Drive-By America: Day 11 – It’s Not Waiting If You’re Having Fun
Hello, All! Sorry for the delay, but cell and internet services are sparse on the long country highways of America. Do not worry one bit, though, as the adventures have continued with vigor during our technology hiatus, and I will bring you right up to speed starting where we last left off, on a cold night in Twin Lakes Colorado.
Now first, if you ever plan to visit Twin Lakes, Colorado, and I highly recommend it as a beautiful, quiet, serene getaway, be advised that there are in fact TWO towns in Colorado named Twin Lakes, and a Google maps search will never bring you to the one you are about to see. To find it will take a bit more diligent digging. In any case, my cohort and I spent another particularly cold night in the car, this time right on the banks of The Twin Lakes, in the hopes that the morning sun would reveal a perfectly mirrored reflection of Mt. Elbert, positioned to its rear. I say the night was particularly cold not because of a fluctuation in temperature, but rather because we discovered upon awaking that the rear passenger window had been accidentally left open (I was the likely culprit in the matter), making for an icier than usual rising. The morning was full of waiting. Despite our 6:30am boyscout-like readiness, the sun decided to wait behind a mass of clouds for a couple of hours before illuminating the lake.
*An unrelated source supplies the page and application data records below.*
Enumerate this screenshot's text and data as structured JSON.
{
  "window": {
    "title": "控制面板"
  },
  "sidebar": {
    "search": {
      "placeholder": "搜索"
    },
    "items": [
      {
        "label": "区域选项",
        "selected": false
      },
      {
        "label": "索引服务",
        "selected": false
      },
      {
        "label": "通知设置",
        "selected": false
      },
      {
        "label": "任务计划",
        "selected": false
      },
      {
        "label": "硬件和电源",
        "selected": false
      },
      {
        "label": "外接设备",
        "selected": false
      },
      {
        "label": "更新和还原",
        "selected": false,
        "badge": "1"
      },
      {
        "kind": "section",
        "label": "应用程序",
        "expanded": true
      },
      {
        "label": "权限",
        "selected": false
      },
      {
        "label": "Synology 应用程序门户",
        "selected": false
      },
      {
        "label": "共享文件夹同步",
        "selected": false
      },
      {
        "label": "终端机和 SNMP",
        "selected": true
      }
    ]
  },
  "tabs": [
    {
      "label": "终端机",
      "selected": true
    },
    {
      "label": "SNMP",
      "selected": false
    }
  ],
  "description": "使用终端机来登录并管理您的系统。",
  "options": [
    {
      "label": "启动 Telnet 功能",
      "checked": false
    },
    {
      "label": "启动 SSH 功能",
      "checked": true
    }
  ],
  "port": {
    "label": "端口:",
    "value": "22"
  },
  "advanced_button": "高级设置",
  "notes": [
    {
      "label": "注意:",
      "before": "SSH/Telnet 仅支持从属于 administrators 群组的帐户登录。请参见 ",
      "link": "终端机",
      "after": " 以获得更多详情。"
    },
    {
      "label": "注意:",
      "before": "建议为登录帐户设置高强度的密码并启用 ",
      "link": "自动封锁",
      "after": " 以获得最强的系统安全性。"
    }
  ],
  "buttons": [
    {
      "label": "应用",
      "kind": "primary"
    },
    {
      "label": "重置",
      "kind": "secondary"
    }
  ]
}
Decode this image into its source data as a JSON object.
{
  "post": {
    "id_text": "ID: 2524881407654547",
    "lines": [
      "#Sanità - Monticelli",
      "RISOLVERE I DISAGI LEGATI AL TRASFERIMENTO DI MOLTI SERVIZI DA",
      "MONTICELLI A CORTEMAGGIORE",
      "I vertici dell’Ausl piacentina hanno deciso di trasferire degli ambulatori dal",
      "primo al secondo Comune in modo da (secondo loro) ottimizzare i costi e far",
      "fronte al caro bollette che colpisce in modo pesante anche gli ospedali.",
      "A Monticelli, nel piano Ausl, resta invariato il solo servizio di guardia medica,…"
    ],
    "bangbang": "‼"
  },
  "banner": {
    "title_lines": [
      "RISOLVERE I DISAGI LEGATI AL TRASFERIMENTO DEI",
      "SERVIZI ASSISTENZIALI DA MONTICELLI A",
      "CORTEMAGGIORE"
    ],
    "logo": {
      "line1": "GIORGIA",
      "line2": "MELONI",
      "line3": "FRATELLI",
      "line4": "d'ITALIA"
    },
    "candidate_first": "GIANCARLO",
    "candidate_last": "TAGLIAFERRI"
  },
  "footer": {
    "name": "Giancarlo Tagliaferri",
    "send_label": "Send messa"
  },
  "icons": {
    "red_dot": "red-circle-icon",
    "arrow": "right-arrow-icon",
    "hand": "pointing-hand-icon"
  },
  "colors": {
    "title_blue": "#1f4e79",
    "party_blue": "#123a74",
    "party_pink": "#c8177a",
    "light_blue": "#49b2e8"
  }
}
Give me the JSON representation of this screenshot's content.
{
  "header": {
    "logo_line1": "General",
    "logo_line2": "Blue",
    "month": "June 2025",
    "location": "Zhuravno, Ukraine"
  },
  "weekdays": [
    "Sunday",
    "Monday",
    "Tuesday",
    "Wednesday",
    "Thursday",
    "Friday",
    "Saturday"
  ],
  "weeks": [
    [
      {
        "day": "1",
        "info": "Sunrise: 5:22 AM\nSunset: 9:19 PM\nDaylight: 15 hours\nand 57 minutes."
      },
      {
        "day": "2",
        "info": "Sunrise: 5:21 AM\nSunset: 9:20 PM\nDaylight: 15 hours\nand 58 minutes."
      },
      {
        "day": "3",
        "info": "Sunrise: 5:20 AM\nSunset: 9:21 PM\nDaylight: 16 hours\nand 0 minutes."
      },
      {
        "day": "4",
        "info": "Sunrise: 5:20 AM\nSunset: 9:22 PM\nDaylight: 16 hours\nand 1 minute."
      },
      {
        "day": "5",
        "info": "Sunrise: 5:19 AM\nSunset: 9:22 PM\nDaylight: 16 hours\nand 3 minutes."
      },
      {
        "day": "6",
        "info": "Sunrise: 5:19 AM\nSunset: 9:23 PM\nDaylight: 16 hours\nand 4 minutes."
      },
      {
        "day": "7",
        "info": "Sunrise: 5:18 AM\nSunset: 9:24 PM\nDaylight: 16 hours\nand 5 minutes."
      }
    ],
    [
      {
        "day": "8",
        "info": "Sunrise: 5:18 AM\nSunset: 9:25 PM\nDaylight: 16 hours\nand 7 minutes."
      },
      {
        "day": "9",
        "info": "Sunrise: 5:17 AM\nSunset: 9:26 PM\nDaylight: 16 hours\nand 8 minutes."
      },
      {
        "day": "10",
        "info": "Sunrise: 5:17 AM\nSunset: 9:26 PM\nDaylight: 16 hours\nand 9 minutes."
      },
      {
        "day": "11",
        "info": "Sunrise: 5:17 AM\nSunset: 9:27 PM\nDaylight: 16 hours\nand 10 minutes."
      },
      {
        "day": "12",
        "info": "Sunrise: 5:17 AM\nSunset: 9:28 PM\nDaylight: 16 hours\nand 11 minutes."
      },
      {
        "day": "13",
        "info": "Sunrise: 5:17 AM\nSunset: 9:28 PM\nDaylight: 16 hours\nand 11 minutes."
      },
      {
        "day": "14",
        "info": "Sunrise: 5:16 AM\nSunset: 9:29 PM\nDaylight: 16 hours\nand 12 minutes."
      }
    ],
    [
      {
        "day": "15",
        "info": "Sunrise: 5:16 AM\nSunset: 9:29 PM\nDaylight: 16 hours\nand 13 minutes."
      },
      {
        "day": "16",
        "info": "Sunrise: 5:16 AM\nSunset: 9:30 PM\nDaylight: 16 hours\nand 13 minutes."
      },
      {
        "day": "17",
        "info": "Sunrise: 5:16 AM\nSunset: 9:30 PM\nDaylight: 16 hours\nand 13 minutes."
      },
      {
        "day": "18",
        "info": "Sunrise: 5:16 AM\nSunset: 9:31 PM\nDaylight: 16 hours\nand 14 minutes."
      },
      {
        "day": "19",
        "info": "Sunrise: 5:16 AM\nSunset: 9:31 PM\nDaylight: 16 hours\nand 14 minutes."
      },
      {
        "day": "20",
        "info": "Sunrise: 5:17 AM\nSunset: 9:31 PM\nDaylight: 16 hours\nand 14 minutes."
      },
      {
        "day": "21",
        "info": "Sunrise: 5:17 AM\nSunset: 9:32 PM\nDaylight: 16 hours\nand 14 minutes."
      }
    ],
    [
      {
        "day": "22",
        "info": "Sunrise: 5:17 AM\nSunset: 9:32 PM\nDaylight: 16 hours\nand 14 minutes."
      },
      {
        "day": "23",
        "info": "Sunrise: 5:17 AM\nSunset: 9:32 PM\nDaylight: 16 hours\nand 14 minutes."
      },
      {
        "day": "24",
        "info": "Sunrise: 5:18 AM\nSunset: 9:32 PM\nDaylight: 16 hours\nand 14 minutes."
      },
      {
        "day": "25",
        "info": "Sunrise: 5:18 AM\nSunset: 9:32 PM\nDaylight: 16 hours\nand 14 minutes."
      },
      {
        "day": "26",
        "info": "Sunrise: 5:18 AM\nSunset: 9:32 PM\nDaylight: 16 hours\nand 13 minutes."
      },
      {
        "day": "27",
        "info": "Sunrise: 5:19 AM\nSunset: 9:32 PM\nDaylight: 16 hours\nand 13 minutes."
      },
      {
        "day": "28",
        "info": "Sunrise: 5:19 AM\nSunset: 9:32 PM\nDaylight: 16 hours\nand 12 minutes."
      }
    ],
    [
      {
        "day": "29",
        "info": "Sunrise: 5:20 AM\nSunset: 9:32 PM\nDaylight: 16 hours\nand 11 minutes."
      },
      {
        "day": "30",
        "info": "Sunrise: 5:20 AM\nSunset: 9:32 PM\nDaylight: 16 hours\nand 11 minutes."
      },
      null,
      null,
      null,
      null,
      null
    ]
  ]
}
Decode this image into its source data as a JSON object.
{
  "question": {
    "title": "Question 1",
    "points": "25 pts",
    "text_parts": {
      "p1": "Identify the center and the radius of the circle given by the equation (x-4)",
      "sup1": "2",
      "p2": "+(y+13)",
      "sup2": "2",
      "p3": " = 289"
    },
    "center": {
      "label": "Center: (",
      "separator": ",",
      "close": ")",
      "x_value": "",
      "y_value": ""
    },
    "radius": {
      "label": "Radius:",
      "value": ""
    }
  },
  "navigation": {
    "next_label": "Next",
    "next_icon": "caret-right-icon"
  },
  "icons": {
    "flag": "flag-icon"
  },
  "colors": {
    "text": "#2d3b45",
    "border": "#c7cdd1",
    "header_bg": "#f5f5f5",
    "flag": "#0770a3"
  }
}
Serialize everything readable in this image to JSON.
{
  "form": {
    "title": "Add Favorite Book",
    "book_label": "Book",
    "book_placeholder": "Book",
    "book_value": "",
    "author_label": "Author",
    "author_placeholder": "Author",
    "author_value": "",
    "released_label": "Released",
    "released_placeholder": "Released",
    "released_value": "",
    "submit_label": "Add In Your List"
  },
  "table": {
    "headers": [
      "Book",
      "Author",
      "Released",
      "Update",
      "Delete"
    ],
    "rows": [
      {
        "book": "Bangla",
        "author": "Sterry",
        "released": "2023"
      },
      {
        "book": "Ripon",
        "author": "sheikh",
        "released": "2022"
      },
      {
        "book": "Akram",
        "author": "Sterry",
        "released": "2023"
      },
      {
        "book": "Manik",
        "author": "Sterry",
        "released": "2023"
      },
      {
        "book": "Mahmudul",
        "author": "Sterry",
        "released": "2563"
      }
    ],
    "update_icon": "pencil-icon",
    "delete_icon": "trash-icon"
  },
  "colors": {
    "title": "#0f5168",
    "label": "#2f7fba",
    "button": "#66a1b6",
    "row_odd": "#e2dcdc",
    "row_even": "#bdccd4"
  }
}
The clouds themselves decided to wait in place all that time, rather than race along the sky to their other morning appointments as usual. The thin layer of ice coating the lake surface, which prevents reflection, waited for the clouds to clear and the sun to show before even thinking about beginning to melt. Oh well, man plans…
And speaking of failed plans, when Rob and I decided to have a delicious and relaxing BBQ meal at the Buffalo the previous evening, 26 miles away from Twin Lakes, I’m rather certain we did not plan on both leaving our camera batteries and chargers plugged into the wall. However, this is precisely what we did. What was originally meant to be a day of driving persisted in its new identity as one of waiting. We returned to the small town of Buena Vista at 10:30am to find that the Buffalo would not open until 4. We asked around, and though everybody knew Holly and Laura, the owners, nobody could tell us their last names or how to get in touch with them. With few options, we chose to spend the day as the locals might, in a small town mom and pop coffee shop.
Cool Beans, a drive-through or sit-in corner coffee shop, delivered all we could have asked for, and at least a few things we wouldn’t have even thought to. There were endless shelves of tchotchkes, delicious coffees, boysenberry smoothies with whipped cream, and Rocket, the friendly owner who kept us happily chatting while we worked on our photos and sipped our beverages for the over 4 hours until The Buffalo reopened. He even promised us we’d see some deer, and managed to deliver as a single fawn meandered past his drive-through window just as we were leaving.
Finally after dark and hours along the lengthy journey to Arizona, our stomachs kindly requested a stop for a midnight snack, and we obliged them when we passed The Old Fashioned Malt Shoppe. It was another one of those fortuitous surprises which brought us to explore a gem of a town we otherwise would have passed without a second look. Pagosa Springs, named by the Ute tribe words “Pah” and “Gosah” meaning “healing waters” or “boiling water” is a beauty, especially at night when the river running through the center of downtown shoots pockets of steam up around the many festively lit buildings and businesses. In fact, natural sulfur hot springs run throughout the town, marked most prominently by a mini volcano standing above the downtown area on a wooden overlook. What do we do when we happen upon such unexpected beauty? You guessed it…